The kiln was renovated, an enormous worktable was set up at the studio, a ton of clay was brought in by boat from Aubagne five months prior to my residency.

My residency notebook was filled with technical information, trial tiles of fired glazes, and notes and photos.

2020 residency: context


Francis Mallmann is a lover of life, a man that likes to share. At this time, off-season for tourists, a kitchen set up in the studio provided him the opportunity to cook meals on the wood-burning stove while I modeled clay, and we spent many unforgettable moments with his entire team. There was a lot of laughing with Francis, Adrian, Beatriz, Nicole, Walter, Muneca, Adriana, and all the friendly people I met in Garzon.

All the pieces were in place for me to create intertwined, loving, bewildered, soft nudes on beds of grey cloud to brighten the indoor skies of Francis Mallmann.

I was hosted with generosity and care. A wonderful experience.

“Every day, Francis Mallmann comes and adds something to the studio, which is becoming a home, with a bed, kitchen, fridge, shelves and materials.
On all sides of the enormous table, two different worlds come together.”

Excerpt from the journal of Marie Ducaté

2020 residency: Francis Mallmann in the studio kitchen


While the big pieces were drying, I had the time to create five small chandeliers, vases, and numerous other pieces, as well as a large chandelier.

I was also able to pass my knowledge on to Nicole Tuvi, Francis Mallmann’s assistant, who I trained in making glazed earthenware, such that she could keep on working in my absence.

A workshop I ran for children introduced them to clay modeling.

2020 residency: works


This residency provided me with the opportunity to explore the countryside on long bike rides, and to delight in the discovery of birds and flowers.

“Garzon is a small town dear to my heart. Each evening, after work, I rode its paths on my bicycle, taking in the immense meadows marked by eucalyptus, acacia, ombu and ceibo and other trees, and the ponds to which thousands of birds arrive each morning and evening. Town residents working for Francis Mallmann came to see me at my studio and taught me the names of the birds and flowers. The studio and the house are in a garden of eucalyptus, coronilla and a number of other trees inhabited by insects and birds.”

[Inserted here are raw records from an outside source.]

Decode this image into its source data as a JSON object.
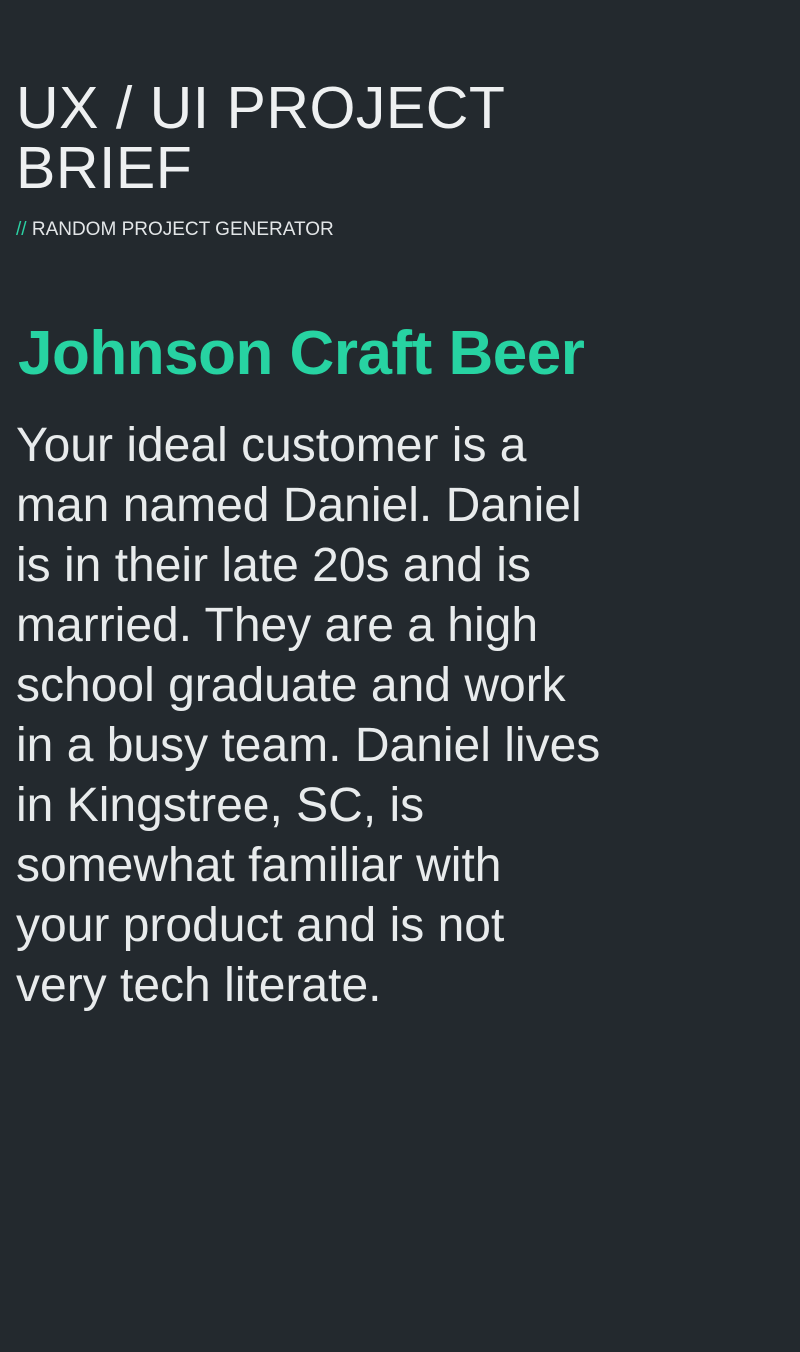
{
  "header": {
    "title": "UX / UI PROJECT BRIEF",
    "subtitle_prefix": "//",
    "subtitle": "RANDOM PROJECT GENERATOR"
  },
  "project": {
    "name": "Johnson Craft Beer",
    "brief": "Your ideal customer is a man named Daniel. Daniel is in their late 20s and is married. They are a high school graduate and work in a busy team. Daniel lives in Kingstree, SC, is somewhat familiar with your product and is not very tech literate."
  },
  "colors": {
    "background": "#23292e",
    "accent": "#27d3a2",
    "text": "#e8ebec"
  }
}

Excerpt from the journal of Marie Ducaté



Translation: Elaine Krikorian